2224 Mission Street
San Francisco, CA 94110
In my opinion, one of the most exciting dining trends is chefs cooking serious fine dining in reasonably-priced, casual environments. These chefs are focusing on putting good food on the table – that’s what everyone’s there for; and, because they’re cutting out the expensive decor and extra waitstaff, the prices are very reasonable.
Commonwealth opened in August and immediately became a hot restaurant in San Francisco. SF Chronicle food critic Michael Bauer said about the food: “what lands at the table could have come from the playbook of the four-star Manresa or Coi.” Those were some pretty bold words – and Commonwealth is less than half the cost of either of those two.
So, when I was able to get a reservation for 2 on a (very) stormy evening, my mother and I ventured out to try this cuisine. We opted for the six course tasting menu which is priced at $60, with $10 of each menu going to a rotating charity (Meals on Wheels, in this case).
Instead of bread, Commonwealth serves these potato chips with seaweed.
They were normal potato chips (think Lay’s) with just a little bit of seaweed in them. Unique.
Dungeness Crab, green apple gel, Jerusalem artichoke, tarragon
I would have liked the tender, sweet chunks of crab on their own. Add to it that it was paired with the acidity of the pickled sunchoke (Jerusalem artichoke) and creme fraiche, and had a little bit of herbaceous complement of the tarragon, and this was a nice first course.
salt cured foie gras, umeboshi, seaweed brioche
I really liked this dish. The foie gras was delicious – rich and creamy as a spread to go with this wonderful seaweed brioche. Toasted to a crisp, the subtle sea flavor of the seaweed brioche went together nicely with the foie gras.
kabocha pumpkin, black kale, yuba, broccolini, coconut milk, peanut

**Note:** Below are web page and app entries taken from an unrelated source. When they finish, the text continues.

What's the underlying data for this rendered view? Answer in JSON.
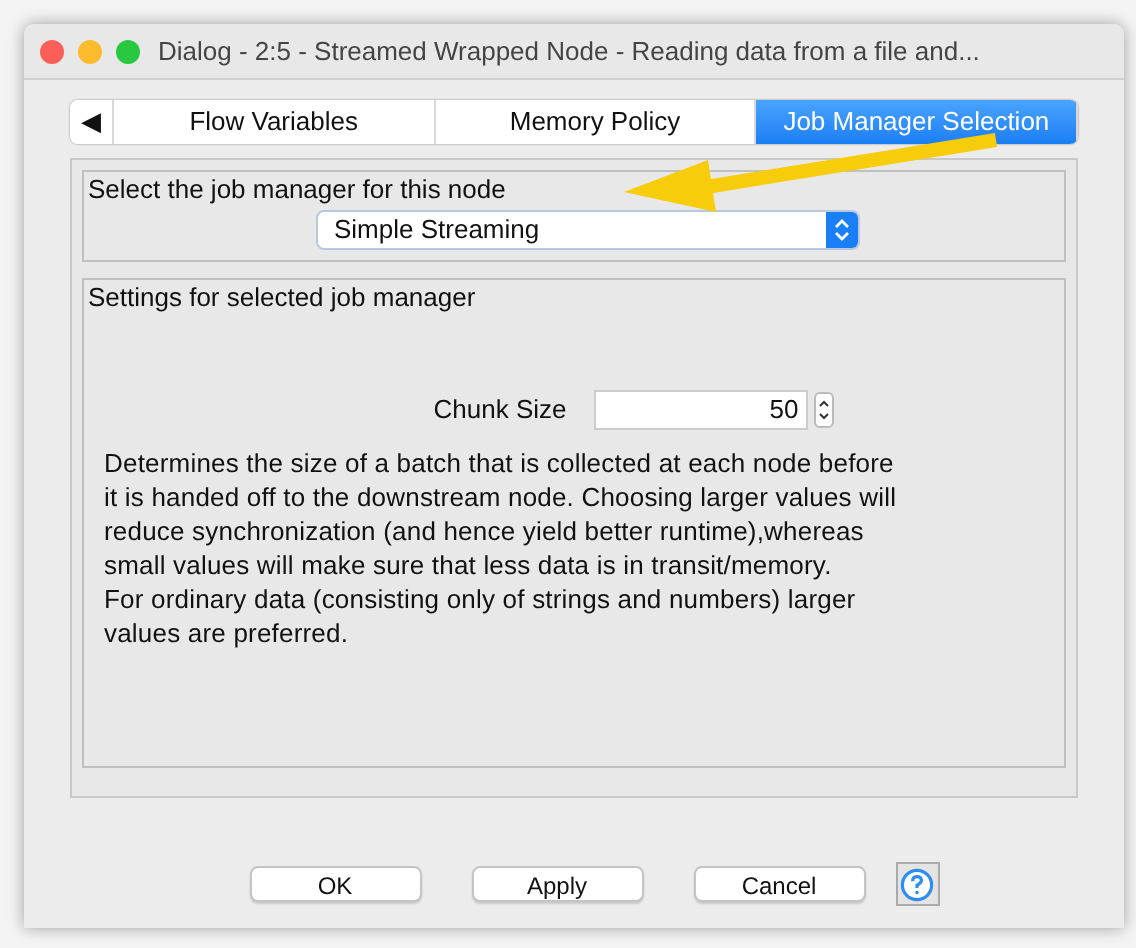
{
  "window": {
    "title": "Dialog - 2:5 - Streamed Wrapped Node - Reading data from a file and..."
  },
  "tabs": [
    {
      "label": "◀",
      "selected": false
    },
    {
      "label": "Flow Variables",
      "selected": false
    },
    {
      "label": "Memory Policy",
      "selected": false
    },
    {
      "label": "Job Manager Selection",
      "selected": true
    }
  ],
  "job_manager_group": {
    "title": "Select the job manager for this node",
    "value": "Simple Streaming"
  },
  "settings_group": {
    "title": "Settings for selected job manager",
    "chunk_size": {
      "label": "Chunk Size",
      "value": "50"
    },
    "description": [
      "Determines the size of a batch that is collected at each node before",
      "it is handed off to the downstream node. Choosing larger values will",
      "reduce synchronization (and hence yield better runtime),whereas",
      "small values will make sure that less data is in transit/memory.",
      "For ordinary data (consisting only of strings and numbers) larger",
      "values are preferred."
    ]
  },
  "buttons": [
    "OK",
    "Apply",
    "Cancel"
  ]
}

This was my mother’s favorite dish. The ingredient list was very unusual; I was wondering how everything would go together. Even though there was no meat in this dish, it had a savory feel to it. The pumpkin and broccolini were cooked to an al dente texture, contrasting the tender, squishy yuba (bean curd). I thought the coconut milk foam was an interesting touch too. The flavors melded pretty well together.
sweetbreads, chestnut veloute, celery, asian pear, truffle cream
I am a fan of sweetbreads, and these were no exception. They were fried, giving them a crispy exterior and a soft, rich interior. The celery added a little bit of crunch, while the chestnut veloute added a little bit of richness and sweetness.
quince-rooibos sorbet, vanilla soda
This was a bit of a palate cleanser. The quince flavor was definitely front and center, and the sorbet had a nice richness to it as well.
cinnamon mille-feuille, cardamom marshmallow, burnt honey ice cream
Lastly, we had a deconstructed mille-feuille. The layers consisted of, from left to right, cinnamon cookie, chocolate ganache, cinnamon cookie and caramelized cardamom marshmallow. I thought this was a pretty cool presentation and delicious too. Putting them together was kind of like a s’more, and the burnt honey ice cream was a nice accompaniment.
I was impressed with this meal; I think it was the strongest of my week-long San Francisco stay. The menu was fun, inventive and executed well. Chef Jason Fox successfully melded together flavors that aren’t commonly seen on the same plate. The fact that he can put a menu like this together for $60 ($10 goes to charity), with a la carte dishes all being $15 and under – it’s no wonder this has been such a popular spot in the city.